Boys stand beside a sign, with the words "Road closed", in front of a polluted stream in Nairobi's Kibera slum. Kenya should spend 1 trillion shillings ($10.2 billion) over the next five years if it is to clear a backlog of required new roads and maintenance.
INTERNATIONAL - Kenya should spend 1 trillion shillings ($10.2 billion) over the next five years if it is to clear a backlog of required new roads and maintenance, according to a state agency.

The Kenya Roads Board and other state organizations are preparing a schedule of projects to present to potential investors in infrastructure bonds that are likely to be issued in the first quarter, according to Executive Director Jacob Ruwa said.

WATCH: 

Video by: Chelsea Lotz, Business Report TV

Lawmakers passed legislation on Thursday giving KRB the authority to issue securities backed by its revenue so that any debt by the agency is off the government’s balance sheet. The president is yet to approve the new law that paves the way for KRB to raise as much as $3.5 billion in shilling-denominated bonds.

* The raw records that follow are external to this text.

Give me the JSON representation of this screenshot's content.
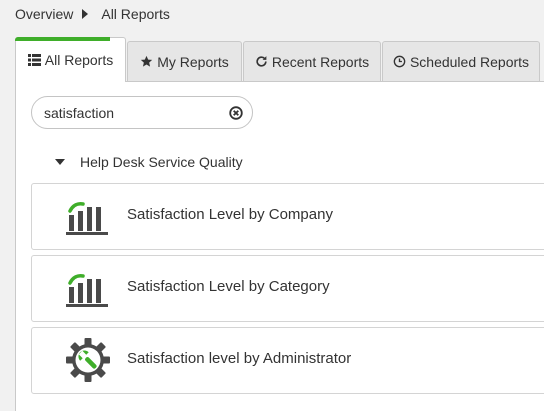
{
  "breadcrumb": {
    "items": [
      "Overview",
      "All Reports"
    ]
  },
  "tabs": [
    {
      "label": "All Reports",
      "icon": "list-icon",
      "active": true
    },
    {
      "label": "My Reports",
      "icon": "star-icon",
      "active": false
    },
    {
      "label": "Recent Reports",
      "icon": "refresh-icon",
      "active": false
    },
    {
      "label": "Scheduled Reports",
      "icon": "clock-icon",
      "active": false
    }
  ],
  "search": {
    "value": "satisfaction"
  },
  "group": {
    "label": "Help Desk Service Quality"
  },
  "reports": [
    {
      "label": "Satisfaction Level by Company",
      "icon": "satisfaction-chart-icon"
    },
    {
      "label": "Satisfaction Level by Category",
      "icon": "satisfaction-chart-icon"
    },
    {
      "label": "Satisfaction level by Administrator",
      "icon": "gear-wrench-icon"
    }
  ],
  "colors": {
    "accent": "#3fae2a",
    "icon_dark": "#4a4a4a"
  }
}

FILE - In this Tuesday, Sept. 5, 2017 file photo, Kenya's President Uhuru Kenyatta, seen reflected in the hood of the presidential vehicle in which he is standing, addresses his supporters on a street in Ongata Rongai, on the outskirts of Nairobi, KKenya should spend 1 trillion shillings ($10.2 billion) over the next five years if it is to clear a backlog of required new roads and maintenance. (AP Photo/Ben Curtis, File)
“We want to move very quickly on this,” Ruwa said in an interview. “It will take about a month to develop the program.”

KRB has not yet determined the tenor for the bonds, he said. GCR Ratings gave a draft KRB information memorandum prepared in 2016 a AAA rating.

Kenya’s classified road network covers 161,000 kilometers (100,040 miles), 38% of which is in a poor and dilapidated condition, Ruwa told journalists in the capital, Nairobi. 

BLOOMBERG